Fisher, NigelLinstead, Sir H. N.Tiley, A. (Bradford, W.)
Fraser, Sir Ian (M'cmbe & Lonsdale)Low, Rt. Hon. A. R. W.Tilney, John (Wavertree)
Freeth, DenzilLucas-Tooth, Sir HughTurton, Rt. Hon. R. H.
Gammans, LadyMcAdden, S. J.Tweedsmuir, Lady
Garner-Evans, E. H.Macdonald, Sir PeterVane, W. M. F.
George, J. C. (Pollok)McKibbin, A. J.Vaughan-Morgan, J. K.
Gibson-Watt, D.Mackie, J. H. (Galloway)Wall, Major Patrick
Glyn, Col. R.McLaughlin, Mrs. P.Ward, Rt. Hon. G. R. (Worcester)

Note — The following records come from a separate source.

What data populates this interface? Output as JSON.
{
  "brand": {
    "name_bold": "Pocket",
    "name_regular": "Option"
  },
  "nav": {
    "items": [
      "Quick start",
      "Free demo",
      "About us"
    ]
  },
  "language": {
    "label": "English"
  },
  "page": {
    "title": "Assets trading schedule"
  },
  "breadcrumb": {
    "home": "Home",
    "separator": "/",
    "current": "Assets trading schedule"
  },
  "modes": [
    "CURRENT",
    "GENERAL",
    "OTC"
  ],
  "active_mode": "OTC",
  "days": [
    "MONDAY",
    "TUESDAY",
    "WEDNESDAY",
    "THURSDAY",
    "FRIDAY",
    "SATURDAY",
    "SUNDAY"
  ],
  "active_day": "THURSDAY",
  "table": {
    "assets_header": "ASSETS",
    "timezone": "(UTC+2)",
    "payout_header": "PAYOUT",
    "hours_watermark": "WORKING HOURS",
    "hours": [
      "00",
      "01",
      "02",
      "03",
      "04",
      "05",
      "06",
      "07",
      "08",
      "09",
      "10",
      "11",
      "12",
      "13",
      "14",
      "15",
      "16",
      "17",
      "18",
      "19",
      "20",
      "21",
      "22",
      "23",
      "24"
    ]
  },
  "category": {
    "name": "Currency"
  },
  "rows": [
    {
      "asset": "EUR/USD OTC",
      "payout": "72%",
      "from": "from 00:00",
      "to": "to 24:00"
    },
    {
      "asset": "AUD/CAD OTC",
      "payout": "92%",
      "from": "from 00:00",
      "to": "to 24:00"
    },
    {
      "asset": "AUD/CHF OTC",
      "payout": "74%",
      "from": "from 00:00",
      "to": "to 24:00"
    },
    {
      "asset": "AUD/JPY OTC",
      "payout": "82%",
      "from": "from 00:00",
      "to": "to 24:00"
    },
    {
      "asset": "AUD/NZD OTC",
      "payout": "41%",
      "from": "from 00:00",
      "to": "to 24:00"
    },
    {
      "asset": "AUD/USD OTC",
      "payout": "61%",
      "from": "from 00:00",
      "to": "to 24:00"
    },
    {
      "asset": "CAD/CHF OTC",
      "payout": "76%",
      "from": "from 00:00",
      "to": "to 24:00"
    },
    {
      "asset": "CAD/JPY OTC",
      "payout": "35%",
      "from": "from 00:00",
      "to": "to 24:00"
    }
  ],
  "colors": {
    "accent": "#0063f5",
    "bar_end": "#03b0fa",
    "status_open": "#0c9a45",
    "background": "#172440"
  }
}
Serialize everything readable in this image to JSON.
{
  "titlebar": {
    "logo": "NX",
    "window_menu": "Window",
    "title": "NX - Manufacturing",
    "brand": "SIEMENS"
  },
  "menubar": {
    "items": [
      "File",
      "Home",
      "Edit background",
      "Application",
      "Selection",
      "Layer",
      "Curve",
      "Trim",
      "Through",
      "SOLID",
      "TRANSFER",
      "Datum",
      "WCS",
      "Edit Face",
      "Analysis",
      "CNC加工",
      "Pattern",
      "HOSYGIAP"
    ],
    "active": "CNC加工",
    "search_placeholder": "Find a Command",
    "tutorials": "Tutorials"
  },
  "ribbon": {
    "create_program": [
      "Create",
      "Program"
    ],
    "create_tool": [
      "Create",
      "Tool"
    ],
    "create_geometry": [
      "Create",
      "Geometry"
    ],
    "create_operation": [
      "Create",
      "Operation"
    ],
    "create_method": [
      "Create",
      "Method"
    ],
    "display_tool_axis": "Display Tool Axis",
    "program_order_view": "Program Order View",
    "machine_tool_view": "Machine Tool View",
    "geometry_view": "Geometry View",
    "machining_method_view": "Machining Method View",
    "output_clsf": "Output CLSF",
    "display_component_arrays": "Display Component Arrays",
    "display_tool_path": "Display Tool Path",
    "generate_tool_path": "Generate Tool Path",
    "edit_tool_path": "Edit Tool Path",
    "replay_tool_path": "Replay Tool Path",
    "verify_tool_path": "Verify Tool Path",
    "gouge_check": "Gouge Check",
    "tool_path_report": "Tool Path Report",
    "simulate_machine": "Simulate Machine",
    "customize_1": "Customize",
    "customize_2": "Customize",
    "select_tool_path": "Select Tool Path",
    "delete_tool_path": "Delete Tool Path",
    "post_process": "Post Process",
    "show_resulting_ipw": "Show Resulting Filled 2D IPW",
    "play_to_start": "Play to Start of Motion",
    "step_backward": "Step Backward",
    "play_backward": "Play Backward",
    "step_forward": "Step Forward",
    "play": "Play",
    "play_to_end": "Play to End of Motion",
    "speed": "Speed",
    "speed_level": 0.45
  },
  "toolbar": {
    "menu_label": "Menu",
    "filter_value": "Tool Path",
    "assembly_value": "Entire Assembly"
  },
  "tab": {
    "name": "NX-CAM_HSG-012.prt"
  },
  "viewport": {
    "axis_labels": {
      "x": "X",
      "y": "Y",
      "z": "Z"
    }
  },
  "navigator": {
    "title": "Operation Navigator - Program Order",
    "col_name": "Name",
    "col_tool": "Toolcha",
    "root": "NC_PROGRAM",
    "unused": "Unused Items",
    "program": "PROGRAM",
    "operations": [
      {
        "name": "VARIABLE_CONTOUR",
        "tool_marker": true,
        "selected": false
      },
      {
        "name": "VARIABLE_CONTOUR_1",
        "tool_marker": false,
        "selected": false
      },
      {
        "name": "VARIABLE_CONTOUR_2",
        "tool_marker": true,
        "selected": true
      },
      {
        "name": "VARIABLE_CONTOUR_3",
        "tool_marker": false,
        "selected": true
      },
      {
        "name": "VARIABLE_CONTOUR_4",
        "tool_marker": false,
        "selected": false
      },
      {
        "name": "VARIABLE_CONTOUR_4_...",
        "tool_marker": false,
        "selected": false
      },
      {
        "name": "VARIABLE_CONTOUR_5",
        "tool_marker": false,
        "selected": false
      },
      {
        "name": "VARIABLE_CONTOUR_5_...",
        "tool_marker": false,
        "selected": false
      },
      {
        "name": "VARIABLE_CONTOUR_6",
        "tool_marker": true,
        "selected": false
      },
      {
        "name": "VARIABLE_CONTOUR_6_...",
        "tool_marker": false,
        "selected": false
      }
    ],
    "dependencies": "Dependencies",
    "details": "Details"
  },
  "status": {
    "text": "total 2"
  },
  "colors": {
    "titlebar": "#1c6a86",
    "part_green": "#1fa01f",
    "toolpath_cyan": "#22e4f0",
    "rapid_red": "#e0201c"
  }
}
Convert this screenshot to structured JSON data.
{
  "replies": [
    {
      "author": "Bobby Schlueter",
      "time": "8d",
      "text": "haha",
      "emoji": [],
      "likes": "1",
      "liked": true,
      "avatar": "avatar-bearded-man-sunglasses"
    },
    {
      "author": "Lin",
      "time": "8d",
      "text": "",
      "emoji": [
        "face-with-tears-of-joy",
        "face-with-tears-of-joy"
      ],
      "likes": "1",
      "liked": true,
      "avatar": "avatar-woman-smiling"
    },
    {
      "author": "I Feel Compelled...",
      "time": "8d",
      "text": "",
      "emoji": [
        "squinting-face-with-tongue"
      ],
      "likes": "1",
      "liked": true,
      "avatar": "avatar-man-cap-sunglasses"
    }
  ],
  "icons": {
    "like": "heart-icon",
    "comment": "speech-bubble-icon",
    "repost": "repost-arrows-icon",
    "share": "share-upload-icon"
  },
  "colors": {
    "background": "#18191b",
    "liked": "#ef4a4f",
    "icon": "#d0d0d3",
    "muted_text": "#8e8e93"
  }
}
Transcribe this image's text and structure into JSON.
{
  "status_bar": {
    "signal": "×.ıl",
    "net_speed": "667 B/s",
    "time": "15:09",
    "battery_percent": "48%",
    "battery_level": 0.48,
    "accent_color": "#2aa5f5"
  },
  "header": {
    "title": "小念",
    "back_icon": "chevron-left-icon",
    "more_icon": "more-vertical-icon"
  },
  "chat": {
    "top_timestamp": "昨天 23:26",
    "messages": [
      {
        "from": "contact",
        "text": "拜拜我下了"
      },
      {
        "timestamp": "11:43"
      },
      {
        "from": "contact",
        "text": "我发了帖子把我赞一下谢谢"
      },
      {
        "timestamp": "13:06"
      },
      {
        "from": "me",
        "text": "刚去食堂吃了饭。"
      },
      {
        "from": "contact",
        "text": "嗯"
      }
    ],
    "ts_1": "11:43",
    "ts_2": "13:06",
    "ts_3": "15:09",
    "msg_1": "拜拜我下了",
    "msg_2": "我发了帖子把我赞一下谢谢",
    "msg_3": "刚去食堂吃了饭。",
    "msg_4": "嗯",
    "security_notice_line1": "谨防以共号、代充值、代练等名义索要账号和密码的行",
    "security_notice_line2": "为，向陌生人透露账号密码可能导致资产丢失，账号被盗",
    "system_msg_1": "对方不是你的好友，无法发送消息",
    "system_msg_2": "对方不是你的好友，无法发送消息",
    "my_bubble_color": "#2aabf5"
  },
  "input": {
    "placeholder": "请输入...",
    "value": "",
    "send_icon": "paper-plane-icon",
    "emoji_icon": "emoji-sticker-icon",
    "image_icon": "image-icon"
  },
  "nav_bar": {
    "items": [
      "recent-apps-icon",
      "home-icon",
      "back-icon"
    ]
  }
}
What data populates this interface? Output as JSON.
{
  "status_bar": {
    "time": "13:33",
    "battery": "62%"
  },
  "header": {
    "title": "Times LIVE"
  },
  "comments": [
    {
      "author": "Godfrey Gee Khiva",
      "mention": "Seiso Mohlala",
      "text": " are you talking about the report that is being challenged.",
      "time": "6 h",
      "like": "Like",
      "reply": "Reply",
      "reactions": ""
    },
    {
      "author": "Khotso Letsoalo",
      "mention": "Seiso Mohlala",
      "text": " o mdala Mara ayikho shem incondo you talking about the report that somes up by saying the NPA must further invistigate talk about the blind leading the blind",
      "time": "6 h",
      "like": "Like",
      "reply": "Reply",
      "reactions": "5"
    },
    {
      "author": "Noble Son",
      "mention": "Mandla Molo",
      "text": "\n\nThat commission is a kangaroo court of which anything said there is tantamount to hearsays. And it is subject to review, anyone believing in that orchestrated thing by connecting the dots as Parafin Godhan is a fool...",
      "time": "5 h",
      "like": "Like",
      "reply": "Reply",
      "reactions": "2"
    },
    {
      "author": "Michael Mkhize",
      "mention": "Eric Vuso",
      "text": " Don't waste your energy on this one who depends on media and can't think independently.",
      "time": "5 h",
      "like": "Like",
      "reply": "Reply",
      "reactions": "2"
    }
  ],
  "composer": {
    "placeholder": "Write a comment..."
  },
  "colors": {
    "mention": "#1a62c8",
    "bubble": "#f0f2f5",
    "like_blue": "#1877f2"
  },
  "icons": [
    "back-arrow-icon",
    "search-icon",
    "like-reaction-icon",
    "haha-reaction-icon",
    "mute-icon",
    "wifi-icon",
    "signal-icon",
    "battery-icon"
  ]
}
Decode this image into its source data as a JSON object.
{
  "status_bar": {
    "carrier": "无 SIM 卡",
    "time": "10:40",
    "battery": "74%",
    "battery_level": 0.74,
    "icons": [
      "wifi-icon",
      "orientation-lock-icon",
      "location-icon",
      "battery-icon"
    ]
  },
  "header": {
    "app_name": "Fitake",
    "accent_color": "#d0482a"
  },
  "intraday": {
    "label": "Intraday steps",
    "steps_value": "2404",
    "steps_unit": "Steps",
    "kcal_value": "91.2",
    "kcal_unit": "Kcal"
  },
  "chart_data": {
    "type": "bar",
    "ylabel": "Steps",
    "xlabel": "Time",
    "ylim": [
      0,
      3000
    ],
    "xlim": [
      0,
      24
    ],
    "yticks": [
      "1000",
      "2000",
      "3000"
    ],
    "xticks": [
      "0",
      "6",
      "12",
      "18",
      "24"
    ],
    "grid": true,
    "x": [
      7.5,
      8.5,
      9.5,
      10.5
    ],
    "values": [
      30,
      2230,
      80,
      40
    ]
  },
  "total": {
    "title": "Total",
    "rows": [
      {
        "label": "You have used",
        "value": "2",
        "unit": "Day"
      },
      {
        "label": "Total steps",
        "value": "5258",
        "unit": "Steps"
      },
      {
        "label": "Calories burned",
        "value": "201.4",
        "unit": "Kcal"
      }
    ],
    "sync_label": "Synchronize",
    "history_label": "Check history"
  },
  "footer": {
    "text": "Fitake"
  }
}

Godber, J. B.McLean, Neil (Inverness)Ward, Dame Irene (Tynemouth)
Gower, H. R.Macpherson, Niall (Dumfries)Williams, Paul (Sunderland, S.)
Graham, Sir FergusMaddan, MartinWilliams, R. Dudley (Exeter)
Grant-Ferris, Wg Cdr. R. (Nantwich)Maitland, Hon. Patrick (Lanark)Wood, Hon. R.
Green, A.Markham, Major Sir FrankWoollam, John Victor
Gresham Cooke, R.Mathew, R.
Grimond, J.Maude, AngusTELLERS FOR THE NOES:
Grimston, Hon. John (St. Albans)Mawby, R. L.Mr. Barber and Mr. Finlay.
Grosvenor, Lt.-Col. R. G.Maydon, Lt.-Comdr, S. L. C.

Clause ordered to stand part of the Bill.

Clause 2 ordered to stand part of the Bill.